Arduino Serial Port Confusion

I'm using an Arduino Pro (mini 328) 5v board and am a little confused as to the operation of its serial ports. Specifically, I have no problem reading either the dedicated UART or a NewSoftSerial port using an Arduino USB-to-Serial programming cable (FTDI 5v). BUT when I use a generic Serial-to-USB converter, at first all I got was gibberish. After considerable head scratching and trial and error, I changed my NewSoftSerial initialization code to:

NewSoftSerial mySerial(2, 3, true); // invert serial signal

and - voila - it worked fine. While it was nice to see it working, the solution downright confounds me.

So my question is why do I have to invert the serial signal depending on the Serial-to-USB device? The generic Serial-to-USB converter works fine with some other non-Arduino devices and my terminal settings were identical. Are the signals inverted on the Arduino? Or is there something else going on here?

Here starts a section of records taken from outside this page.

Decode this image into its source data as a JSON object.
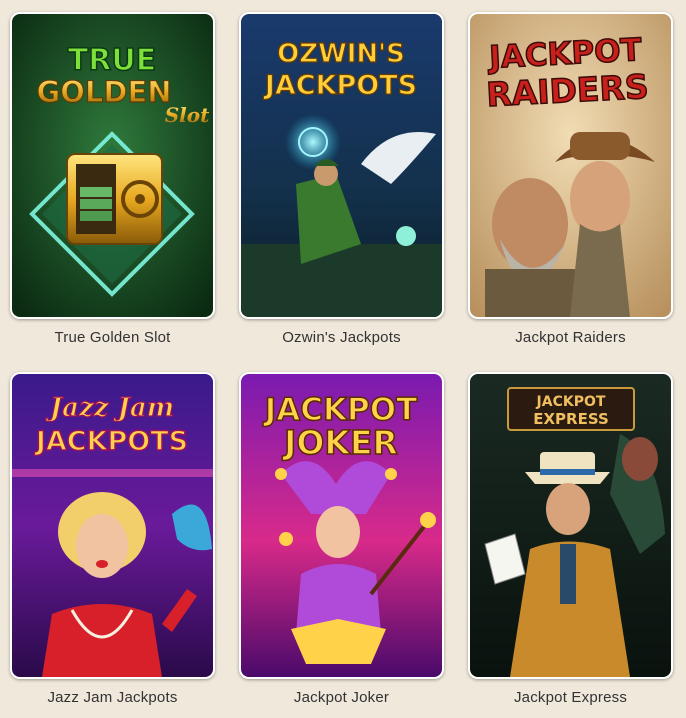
{
  "games": [
    {
      "title": "True Golden Slot",
      "logo_lines": [
        "TRUE",
        "GOLDEN",
        "Slot"
      ]
    },
    {
      "title": "Ozwin's Jackpots",
      "logo_lines": [
        "OZWIN'S",
        "JACKPOTS"
      ]
    },
    {
      "title": "Jackpot Raiders",
      "logo_lines": [
        "JACKPOT",
        "RAIDERS"
      ]
    },
    {
      "title": "Jazz Jam Jackpots",
      "logo_lines": [
        "Jazz Jam",
        "JACKPOTS"
      ]
    },
    {
      "title": "Jackpot Joker",
      "logo_lines": [
        "JACKPOT",
        "JOKER"
      ]
    },
    {
      "title": "Jackpot Express",
      "logo_lines": [
        "JACKPOT",
        "EXPRESS"
      ]
    }
  ],
  "colors": {
    "page_background": "#efe8db",
    "card_border": "#ffffff",
    "caption_text": "#333333"
  }
}
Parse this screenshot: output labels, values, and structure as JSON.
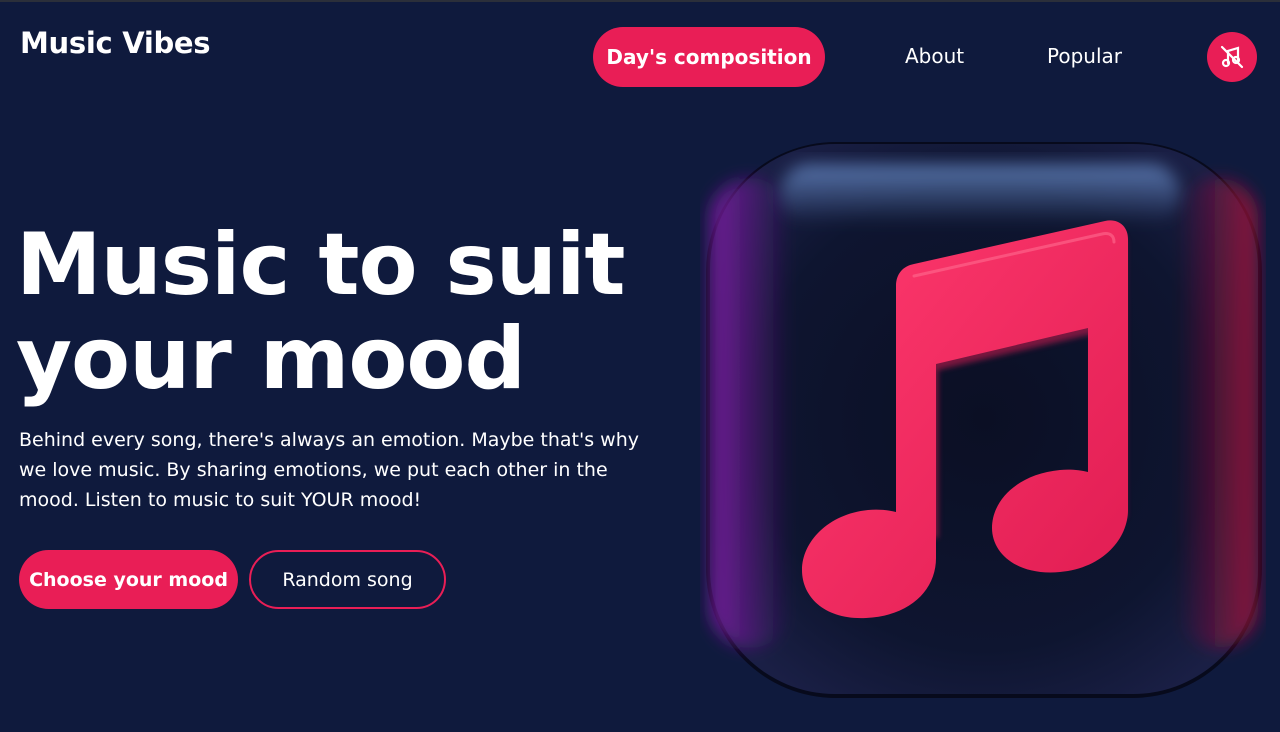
{
  "header": {
    "logo": "Music Vibes",
    "nav": {
      "active": "Day's composition",
      "about": "About",
      "popular": "Popular"
    },
    "profile_icon": "no-music-icon"
  },
  "hero": {
    "title_line1": "Music to suit",
    "title_line2": "your mood",
    "description": "Behind every song, there's always an emotion. Maybe that's why we love music. By sharing emotions, we put each other in the mood. Listen to music to suit YOUR mood!",
    "primary_button": "Choose your mood",
    "secondary_button": "Random song",
    "art_icon": "music-note-icon"
  },
  "colors": {
    "background": "#0f1a3d",
    "accent": "#e91e56"
  }
}
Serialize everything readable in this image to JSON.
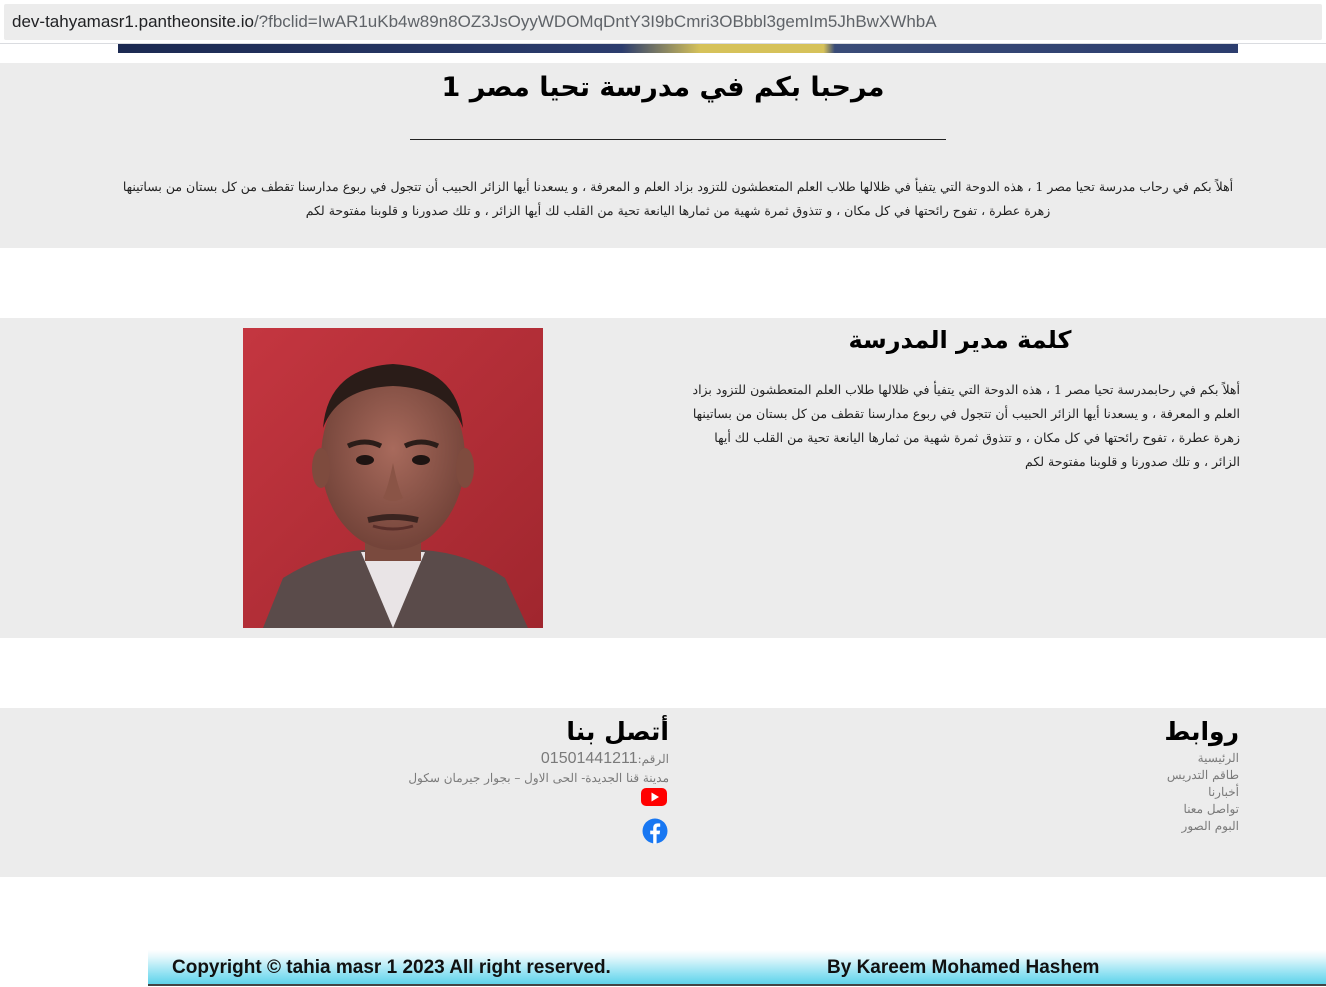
{
  "browser": {
    "url_host": "dev-tahyamasr1.pantheonsite.io",
    "url_rest": "/?fbclid=IwAR1uKb4w89n8OZ3JsOyyWDOMqDntY3I9bCmri3OBbbl3gemIm5JhBwXWhbA"
  },
  "welcome": {
    "title": "مرحبا بكم في مدرسة تحيا مصر 1",
    "text": "أهلاً بكم في رحاب مدرسة تحيا مصر 1 ، هذه الدوحة التي يتفيأ في ظلالها طلاب العلم المتعطشون للتزود بزاد العلم و المعرفة ، و يسعدنا أيها الزائر الحبيب أن تتجول في ربوع مدارسنا تقطف من كل بستان من بساتينها زهرة عطرة ، تفوح رائحتها في كل مكان ، و تتذوق ثمرة شهية من ثمارها اليانعة تحية من القلب لك أيها الزائر ، و تلك صدورنا و قلوبنا مفتوحة لكم"
  },
  "principal": {
    "title": "كلمة مدير المدرسة",
    "text": "أهلاً بكم في رحابمدرسة تحيا مصر 1 ، هذه الدوحة التي يتفيأ في ظلالها طلاب العلم المتعطشون للتزود بزاد العلم و المعرفة ، و يسعدنا أيها الزائر الحبيب أن تتجول في ربوع مدارسنا تقطف من كل بستان من بساتينها زهرة عطرة ، تفوح رائحتها في كل مكان ، و تتذوق ثمرة شهية من ثمارها اليانعة تحية من القلب لك أيها الزائر ، و تلك صدورنا و قلوبنا مفتوحة لكم"
  },
  "footer": {
    "links_title": "روابط",
    "links": [
      "الرئيسية",
      "طاقم التدريس",
      "أخبارنا",
      "تواصل معنا",
      "البوم الصور"
    ],
    "contact_title": "أتصل بنا",
    "phone_label": "الرقم:",
    "phone": "01501441211",
    "address": "مدينة قنا الجديدة- الحى الاول – بجوار جيرمان سكول",
    "colors": {
      "youtube": "#ff0000",
      "facebook": "#1877f2"
    }
  },
  "copyright": {
    "left": "Copyright © tahia masr 1 2023 All right reserved.",
    "right": "By Kareem Mohamed Hashem"
  }
}
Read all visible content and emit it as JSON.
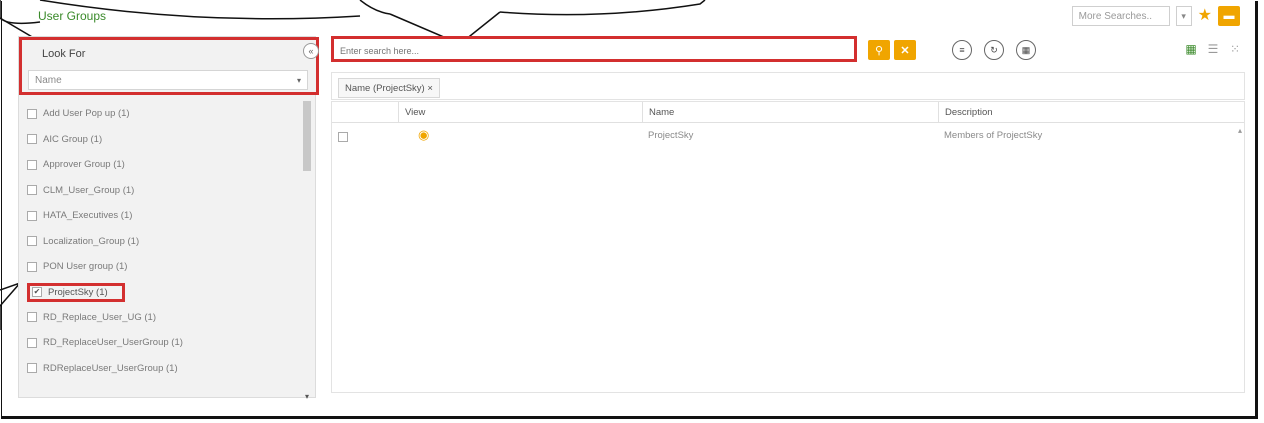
{
  "app": {
    "title": "User Groups"
  },
  "top_right": {
    "more_searches": "More Searches..",
    "dropdown_icon": "chevron-down-icon",
    "favorite_icon": "star-icon",
    "folder_icon": "folder-icon"
  },
  "left_panel": {
    "label": "Look For",
    "select_value": "Name",
    "items": [
      {
        "label": "Add User Pop up (1)",
        "checked": false
      },
      {
        "label": "AIC Group (1)",
        "checked": false
      },
      {
        "label": "Approver Group (1)",
        "checked": false
      },
      {
        "label": "CLM_User_Group (1)",
        "checked": false
      },
      {
        "label": "HATA_Executives (1)",
        "checked": false
      },
      {
        "label": "Localization_Group (1)",
        "checked": false
      },
      {
        "label": "PON User group (1)",
        "checked": false
      },
      {
        "label": "ProjectSky (1)",
        "checked": true
      },
      {
        "label": "RD_Replace_User_UG (1)",
        "checked": false
      },
      {
        "label": "RD_ReplaceUser_UserGroup (1)",
        "checked": false
      },
      {
        "label": "RDReplaceUser_UserGroup (1)",
        "checked": false
      }
    ]
  },
  "search": {
    "placeholder": "Enter search here...",
    "search_icon": "search-icon",
    "clear_icon": "close-icon"
  },
  "filter_chip": {
    "label": "Name (ProjectSky) ×"
  },
  "grid": {
    "headers": [
      "View",
      "Name",
      "Description"
    ],
    "rows": [
      {
        "name": "ProjectSky",
        "description": "Members of ProjectSky"
      }
    ]
  },
  "colors": {
    "accent": "#f0a500",
    "highlight": "#d32f2f",
    "title_green": "#3a8a2a"
  }
}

That indeed is a bizzare one. The Arduino TTL serial protocol is a standard one. +5vdc = data bit high/on = Mark condition = stop bit = idle condition, and 0vdc = data bit low/off = space condition = start bit. Why you have a converter that uses an inverted logic is very strange to say the least. 8n1 (8 data bits, no parity bit, 1 stop bit) is also the arduino default serial setup.